- [MATERIAL FOR THIS TASK]
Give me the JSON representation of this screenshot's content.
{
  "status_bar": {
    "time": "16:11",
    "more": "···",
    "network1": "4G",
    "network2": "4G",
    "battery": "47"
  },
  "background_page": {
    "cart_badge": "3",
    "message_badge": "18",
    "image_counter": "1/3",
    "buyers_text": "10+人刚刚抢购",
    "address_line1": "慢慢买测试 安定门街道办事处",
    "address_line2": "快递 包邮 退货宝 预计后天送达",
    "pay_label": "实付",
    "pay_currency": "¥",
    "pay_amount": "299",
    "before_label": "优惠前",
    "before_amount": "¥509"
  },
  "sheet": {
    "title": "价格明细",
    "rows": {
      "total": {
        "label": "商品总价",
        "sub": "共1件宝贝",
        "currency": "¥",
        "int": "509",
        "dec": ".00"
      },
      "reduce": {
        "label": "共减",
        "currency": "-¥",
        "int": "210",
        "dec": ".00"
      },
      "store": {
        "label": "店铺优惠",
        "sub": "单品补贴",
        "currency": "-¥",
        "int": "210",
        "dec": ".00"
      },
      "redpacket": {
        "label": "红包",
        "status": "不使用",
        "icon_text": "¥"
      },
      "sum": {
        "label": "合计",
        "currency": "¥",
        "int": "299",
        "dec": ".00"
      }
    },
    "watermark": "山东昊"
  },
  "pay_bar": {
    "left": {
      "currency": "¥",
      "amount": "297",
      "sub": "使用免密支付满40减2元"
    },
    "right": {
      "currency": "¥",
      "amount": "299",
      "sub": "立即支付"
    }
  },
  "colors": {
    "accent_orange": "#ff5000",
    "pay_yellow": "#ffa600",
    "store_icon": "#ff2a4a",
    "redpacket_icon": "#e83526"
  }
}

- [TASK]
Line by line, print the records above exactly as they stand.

- [RESPONSE]
Give me the JSON representation of this screenshot's content.
{
  "status_bar": {
    "time": "16:11",
    "more": "···",
    "network1": "4G",
    "network2": "4G",
    "battery": "47"
  },
  "background_page": {
    "cart_badge": "3",
    "message_badge": "18",
    "image_counter": "1/3",
    "buyers_text": "10+人刚刚抢购",
    "address_line1": "慢慢买测试 安定门街道办事处",
    "address_line2": "快递 包邮 退货宝 预计后天送达",
    "pay_label": "实付",
    "pay_currency": "¥",
    "pay_amount": "299",
    "before_label": "优惠前",
    "before_amount": "¥509"
  },
  "sheet": {
    "title": "价格明细",
    "rows": {
      "total": {
        "label": "商品总价",
        "sub": "共1件宝贝",
        "currency": "¥",
        "int": "509",
        "dec": ".00"
      },
      "reduce": {
        "label": "共减",
        "currency": "-¥",
        "int": "210",
        "dec": ".00"
      },
      "store": {
        "label": "店铺优惠",
        "sub": "单品补贴",
        "currency": "-¥",
        "int": "210",
        "dec": ".00"
      },
      "redpacket": {
        "label": "红包",
        "status": "不使用",
        "icon_text": "¥"
      },
      "sum": {
        "label": "合计",
        "currency": "¥",
        "int": "299",
        "dec": ".00"
      }
    },
    "watermark": "山东昊"
  },
  "pay_bar": {
    "left": {
      "currency": "¥",
      "amount": "297",
      "sub": "使用免密支付满40减2元"
    },
    "right": {
      "currency": "¥",
      "amount": "299",
      "sub": "立即支付"
    }
  },
  "colors": {
    "accent_orange": "#ff5000",
    "pay_yellow": "#ffa600",
    "store_icon": "#ff2a4a",
    "redpacket_icon": "#e83526"
  }
}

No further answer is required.